Your final silhouette images should all match the original dimensions of your digital image (usually 4:3, but occasionally 2:3). Set your page margins and columns appropriately based upon your choice of picture frame, then insert your images. Again, remember not to crop your images. Insert all the images using the exact same dimensions so that the size ratio will be correct for the comparison of your silhouettes.
These are the settings I used in Microsoft Word for 5×7 frames:
- Page Margins: Top and Bottom .75 inches, Left and Right .25 inches
- Page Layout: Orientation: Landscape
- Page Layout: Vertical Alignment: Center
- Columns: 2, Spacing: .5 inches
- Image Size: 4.5 x 6 inches
We had our silhouettes printed at the local print shop to save on our printer’s thirsty ink cartridges. I sent them a PDF straight from Microsoft Word. And for five 5×7 images, it only took 3 sheets of paper (and cost an entire 82 cents!). We had the silhouettes printed on parchment paper. (I’d do cardstock weight parchment next time to protect against bending and make the framing process easier.)
We found simple black frames at Walmart, making the entire project cost less than $20. (If the dollar store had frames we liked, it would have been a super thrifty project!)
My husband hung them on the wall, and they make me smile every time I walk past. (Especially those chubby cheeks of our baby girl.)
Pinterest perfect. No scissors or glue required. That’s my kind of project.

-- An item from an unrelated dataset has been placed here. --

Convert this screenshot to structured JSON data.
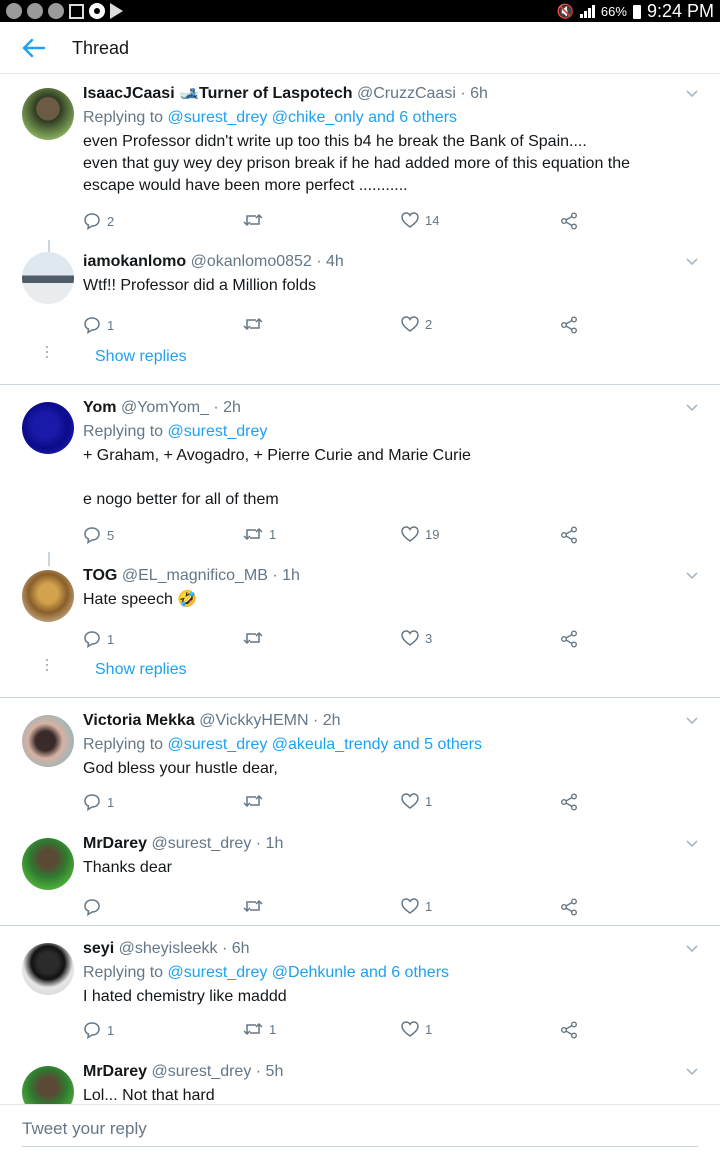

(And of course, if you turn to Pinterest, the ideas for using silhouettes are simple endless. But the only one for which I can imagine being tempted to break out the scissors is this floating silhouette look. Though Amanda’s floral scrapbook paper background is very pretty, too!)
I’d love to hear about your latest Pinterest project–success or fail! Especially if it didn’t involve scissors, paint, or glue.
(Did I ever tell you about those newborn picture ideas from Pinterest that we tried to recreate? They were definitely hashtag Pinterest fail. All but one!)